Every record below is to be restated word for word, and no picture is to be copied.

(Items from a dataset)
_ _ _

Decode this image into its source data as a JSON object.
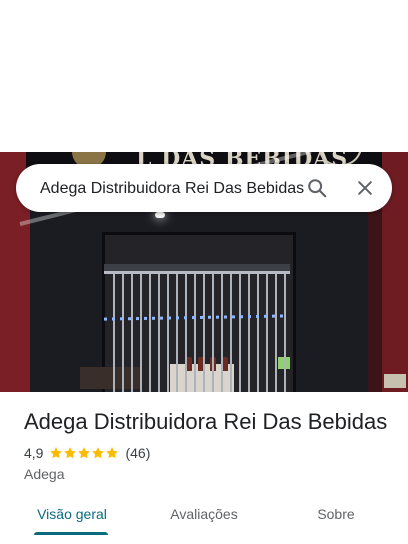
{
  "search": {
    "query": "Adega Distribuidora Rei Das Bebidas",
    "search_icon": "search-icon",
    "close_icon": "close-icon"
  },
  "photo": {
    "sign_text": "L DAS BEBIDAS"
  },
  "place": {
    "title": "Adega Distribuidora Rei Das Bebidas",
    "rating": "4,9",
    "stars": 5,
    "reviews_count": "(46)",
    "category": "Adega"
  },
  "tabs": [
    {
      "label": "Visão geral",
      "active": true
    },
    {
      "label": "Avaliações",
      "active": false
    },
    {
      "label": "Sobre",
      "active": false
    }
  ],
  "colors": {
    "accent": "#0b6b7e",
    "star": "#fbbc04",
    "text_primary": "#202124",
    "text_secondary": "#5f6368"
  }
}
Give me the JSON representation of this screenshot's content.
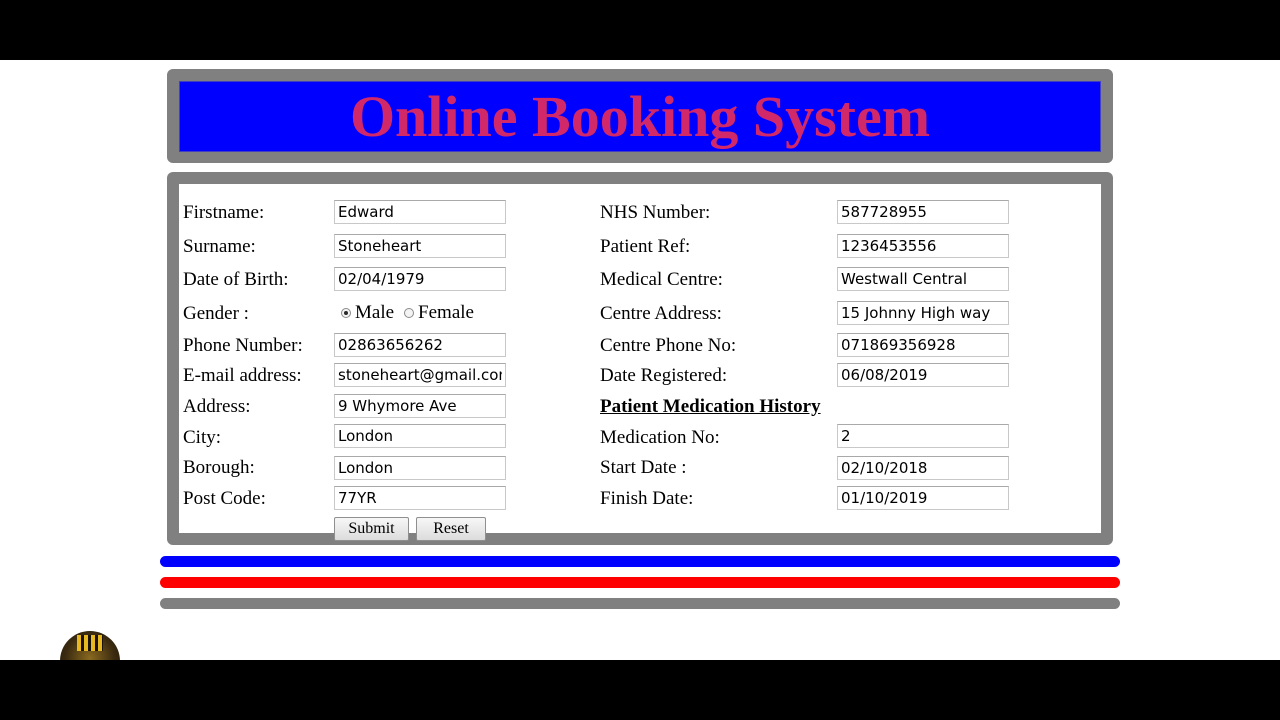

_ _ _

▶ **Task solution**
Decode this image into its source data as a JSON object.
{
  "search": {
    "query": "Adega Distribuidora Rei Das Bebidas",
    "search_icon": "search-icon",
    "close_icon": "close-icon"
  },
  "photo": {
    "sign_text": "L DAS BEBIDAS"
  },
  "place": {
    "title": "Adega Distribuidora Rei Das Bebidas",
    "rating": "4,9",
    "stars": 5,
    "reviews_count": "(46)",
    "category": "Adega"
  },
  "tabs": [
    {
      "label": "Visão geral",
      "active": true
    },
    {
      "label": "Avaliações",
      "active": false
    },
    {
      "label": "Sobre",
      "active": false
    }
  ],
  "colors": {
    "accent": "#0b6b7e",
    "star": "#fbbc04",
    "text_primary": "#202124",
    "text_secondary": "#5f6368"
  }
}
Give me the JSON representation of this screenshot's content.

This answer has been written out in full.